== Work instruction ==
Go through the records below and show every line with the string "JSON".

----------

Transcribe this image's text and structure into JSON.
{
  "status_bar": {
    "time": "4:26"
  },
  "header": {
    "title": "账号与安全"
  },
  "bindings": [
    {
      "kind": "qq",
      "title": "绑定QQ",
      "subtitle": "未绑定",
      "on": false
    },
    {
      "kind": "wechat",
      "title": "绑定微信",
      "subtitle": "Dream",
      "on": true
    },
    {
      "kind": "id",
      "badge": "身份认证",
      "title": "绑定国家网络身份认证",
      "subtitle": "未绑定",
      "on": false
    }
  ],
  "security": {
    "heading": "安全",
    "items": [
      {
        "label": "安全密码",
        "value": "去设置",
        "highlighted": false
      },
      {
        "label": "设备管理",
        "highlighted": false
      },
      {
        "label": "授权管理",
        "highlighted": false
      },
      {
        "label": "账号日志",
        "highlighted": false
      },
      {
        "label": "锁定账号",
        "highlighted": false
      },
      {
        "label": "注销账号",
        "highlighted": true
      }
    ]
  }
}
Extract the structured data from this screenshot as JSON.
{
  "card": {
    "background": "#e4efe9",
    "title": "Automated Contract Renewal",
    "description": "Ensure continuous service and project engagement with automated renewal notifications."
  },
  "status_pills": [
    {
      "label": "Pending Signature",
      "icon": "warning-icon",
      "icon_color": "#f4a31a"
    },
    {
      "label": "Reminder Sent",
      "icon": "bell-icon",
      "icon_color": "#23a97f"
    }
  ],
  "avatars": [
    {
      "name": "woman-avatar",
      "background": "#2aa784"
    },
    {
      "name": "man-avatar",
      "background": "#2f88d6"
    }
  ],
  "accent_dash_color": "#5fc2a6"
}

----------

== Answer to this task ==
Transcribe this image's text and structure into JSON.
Extract the structured data from this screenshot as JSON.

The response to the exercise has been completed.